Defence experts claim the white paper, which asserts an Australian "leadership role within the South Pacific", underrates the value of "boots on the ground" and focuses too heavily on the navy and airforce.

The head of the Strategic and Defence Studies Centre at the Australian National University, Hugh White, said the white paper showed indications of "sloppy drafting".

"The document does not show they have carefully examined whether the land forces we now have can achieve the strategic objectives they've set out," Professor White told The Australian yesterday.

"I think they've switched their attention so strongly to the maritime stuff that they've overlooked the adequacy of the land forces.

"What happens if Fiji goes pear-shaped? What happens if there is widespread violence in the PNG highlands? What happens if East Timor goes pear-shaped? Eight battalions doesn't cut it."

Alan Dupont, director of the Centre for International Security Studies at Sydney University, said most potential operations in the South Pacific would be "manpower-intensive".

"Your submarines are not that much use in those situations, where we need to take a leadership role," Professor Dupont said.

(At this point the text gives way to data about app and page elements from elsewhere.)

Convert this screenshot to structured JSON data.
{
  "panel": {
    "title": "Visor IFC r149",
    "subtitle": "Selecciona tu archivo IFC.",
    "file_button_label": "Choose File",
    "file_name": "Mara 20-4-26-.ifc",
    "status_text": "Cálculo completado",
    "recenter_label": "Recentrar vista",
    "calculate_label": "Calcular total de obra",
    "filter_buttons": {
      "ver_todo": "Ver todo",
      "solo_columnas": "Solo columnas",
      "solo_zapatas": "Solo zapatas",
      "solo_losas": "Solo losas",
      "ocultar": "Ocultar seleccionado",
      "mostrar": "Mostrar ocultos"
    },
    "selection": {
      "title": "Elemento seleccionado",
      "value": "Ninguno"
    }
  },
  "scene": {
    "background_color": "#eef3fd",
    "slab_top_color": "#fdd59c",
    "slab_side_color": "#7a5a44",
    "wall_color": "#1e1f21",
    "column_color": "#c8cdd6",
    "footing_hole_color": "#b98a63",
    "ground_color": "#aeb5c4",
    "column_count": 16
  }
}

"There'll be all these messy type situations, everything from humanitarian intervention to peacekeeping."

Professor Dupont said there was a "very strong case" for the development of another infantry battalion.

"If you cut back on those numbers in the surface fleet, it frees up a lot of capital for things we use all the time, which is essentially ground-based forces," he said.

"I don't have a problem with acquiring a Collins-class submarine follow-on. But I do have a question mark over whether we need 12." Professor Dupont said there was a fundamental imbalance in defence spending.

"I think there should be some reweighting of the defence budget in the future," he said. "There is no substitute for boots on the ground.

"If you go back, since the early 1990s, in virtually every one of the operations which we have been involved in, it is essentially the ground forces that are doing most of the work. And yet they're getting the least amount of money."

But the former chief of operations of the multinational force in Iraq, retired Australian army general Jim Molan, offered a counter view.

"I would love army to have more resources," he said. "But I'd say that army should not be too disappointed. It was navy and airforce that needed the increase."

General Molan said it was the "overall incoherence" of the white paper that stakeholders should be concerned with.

"The paper promises everything to everyone," he said. "There is no connection between the strategic guidance and any of the numbers. Absolutely none."

The executive director of the Australia Defence Association, Neil James, said the white paper was "good overall" but lacked clarity on the replacement of the ageing armoured personnel carrier fleet.

He flagged the urgent need to replace them with infantry fighting vehicles, which he described as essential to modern armies.

He also said there was no explicit reference to a heavy armoured capability, essential for land forces in conventional warfare scenarios.

"There's one word missing from the paper that you never see: that's 'tank'," Mr James said. "And tanks save lives."